Families and friends came together to enjoy the holiday spirit that permeated from the historic Quail Hollow State Park, where everything Christmas was happening.

The annual Christmas at the Hollow event took place over the course of three nights and each of the three evenings was filled with holiday events.

A tour of the 40-room historic house was on the agenda of the holiday spirit-seekers. Every room of the house, including its many bathrooms, was decorated. Rooms with trees and trains, others with reindeer, snowmen and the room where Santa had laid his red suit and boots out in anticipation of the big night.

Carols were being sung by local high school choirs and the bonfire was burning bright for toasting marshmallows. Wassail was on the menu as was hot chocolate and other good treats like milk and cookies, popcorn and hot pretzels.

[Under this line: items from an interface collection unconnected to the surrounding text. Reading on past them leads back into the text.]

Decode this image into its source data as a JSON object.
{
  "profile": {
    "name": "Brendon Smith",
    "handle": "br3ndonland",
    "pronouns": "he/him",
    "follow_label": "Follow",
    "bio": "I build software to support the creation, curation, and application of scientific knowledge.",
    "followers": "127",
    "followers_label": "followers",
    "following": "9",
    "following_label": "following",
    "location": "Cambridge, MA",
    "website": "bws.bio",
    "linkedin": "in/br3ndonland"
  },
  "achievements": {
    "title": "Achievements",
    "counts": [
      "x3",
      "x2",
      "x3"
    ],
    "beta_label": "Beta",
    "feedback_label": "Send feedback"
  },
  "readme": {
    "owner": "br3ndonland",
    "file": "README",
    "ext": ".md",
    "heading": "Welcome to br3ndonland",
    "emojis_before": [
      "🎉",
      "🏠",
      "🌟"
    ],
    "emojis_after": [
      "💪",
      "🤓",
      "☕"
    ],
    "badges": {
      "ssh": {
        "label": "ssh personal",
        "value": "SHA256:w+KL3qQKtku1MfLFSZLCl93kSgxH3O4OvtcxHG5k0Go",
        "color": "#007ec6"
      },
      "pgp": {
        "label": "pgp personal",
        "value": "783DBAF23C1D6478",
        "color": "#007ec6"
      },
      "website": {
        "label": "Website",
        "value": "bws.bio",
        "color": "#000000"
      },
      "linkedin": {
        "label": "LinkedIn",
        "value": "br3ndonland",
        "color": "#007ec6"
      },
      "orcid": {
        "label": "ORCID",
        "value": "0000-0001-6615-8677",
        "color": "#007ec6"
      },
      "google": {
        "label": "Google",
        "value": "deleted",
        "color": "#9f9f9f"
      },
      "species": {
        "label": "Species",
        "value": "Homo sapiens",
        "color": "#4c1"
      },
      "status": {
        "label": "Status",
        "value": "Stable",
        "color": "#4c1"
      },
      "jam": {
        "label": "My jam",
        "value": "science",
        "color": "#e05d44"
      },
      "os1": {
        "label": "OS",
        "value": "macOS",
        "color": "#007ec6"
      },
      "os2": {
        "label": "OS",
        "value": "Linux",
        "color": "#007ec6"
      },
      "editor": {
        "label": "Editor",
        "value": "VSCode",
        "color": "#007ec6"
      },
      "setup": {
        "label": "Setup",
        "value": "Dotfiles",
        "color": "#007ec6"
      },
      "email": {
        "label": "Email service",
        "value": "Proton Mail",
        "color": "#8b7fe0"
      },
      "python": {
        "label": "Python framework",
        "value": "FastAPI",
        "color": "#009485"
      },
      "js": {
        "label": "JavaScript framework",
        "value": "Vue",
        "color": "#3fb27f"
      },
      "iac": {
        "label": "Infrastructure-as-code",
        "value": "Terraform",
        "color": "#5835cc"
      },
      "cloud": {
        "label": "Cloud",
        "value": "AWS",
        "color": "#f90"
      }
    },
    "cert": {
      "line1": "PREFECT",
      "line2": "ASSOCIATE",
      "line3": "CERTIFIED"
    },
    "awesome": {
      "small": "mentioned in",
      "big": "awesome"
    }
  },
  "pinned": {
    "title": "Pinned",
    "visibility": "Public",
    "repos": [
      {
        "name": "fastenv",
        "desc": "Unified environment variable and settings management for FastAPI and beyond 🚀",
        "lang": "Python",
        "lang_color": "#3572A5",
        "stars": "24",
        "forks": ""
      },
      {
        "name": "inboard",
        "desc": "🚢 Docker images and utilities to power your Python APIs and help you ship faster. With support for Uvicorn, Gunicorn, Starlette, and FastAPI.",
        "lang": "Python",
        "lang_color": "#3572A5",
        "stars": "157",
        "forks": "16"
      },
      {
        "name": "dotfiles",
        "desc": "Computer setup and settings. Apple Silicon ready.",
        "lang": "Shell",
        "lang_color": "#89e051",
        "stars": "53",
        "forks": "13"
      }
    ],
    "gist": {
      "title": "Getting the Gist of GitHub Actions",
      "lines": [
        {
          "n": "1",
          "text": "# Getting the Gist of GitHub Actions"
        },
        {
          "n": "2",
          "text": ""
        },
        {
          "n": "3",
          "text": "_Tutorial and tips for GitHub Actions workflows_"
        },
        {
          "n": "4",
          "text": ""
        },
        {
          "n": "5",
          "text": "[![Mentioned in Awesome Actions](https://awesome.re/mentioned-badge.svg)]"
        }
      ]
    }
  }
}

Christmas at the Hollow is one of the few places to find the traditional Wassail, which is a hot spiced cider. The evening of Christmas fun included children's events like making ornaments to take home and wagon rides through the woods.

 The most popular man at this time of year was on hand to hear the wishes for him to bring down the chimney. There were wagon rides and shopping at the Quail's Nest gift shop.

Quail Hollow State Park employees and many members of the Quail Hollow State Park Volunteer Association have been providing the Christmas event for over 30 years. It takes a lot of people to make it all happen.

Traditionally families come back year after year. More than 1,900 people visit over the three day event.

The area known as Quail Hollow State Park was first home to Conrad Brumbaugh, the first permanent settler to the area, 1820. He built a home and began farming. It remained in the Brumbaugh family until 1914 when it was purchased by Harry Bartlett Stewart, chairman of the board for Akron, Canton and Youngstown Railroad, to be used as a hunting camp.

Eventually the home was expanded and became the permanent residence for his family and they called it the Minnie Taylor Farm named for Harry's wife, Minnie. He passed the farm onto his son, Harry Bartlett Stewart, Jr., and he continued to improve the buildings. He lived there until 1975 when it was sold to the state and it became Quail Hollow State Park May 15, 1975.

The home is currently used for educational and community activities. It is open for self-guided tours every Saturday and Sunday afternoon from May through October. The visitor center is in the home and areas of the house can be rented for small parties and meetings.  

Quail Hollow offers activities throughout the year. During the winter months the park is a wonderful winter land for cross country skiing or snowshoeing. A rental shop for equipment is located on the lower level of the Manor House. Hours and prices are available on the website www.quailhollowpark.net. or call for information 330-628-4720.

The park is located at 13480 Congress Lake Avenue, Hartville.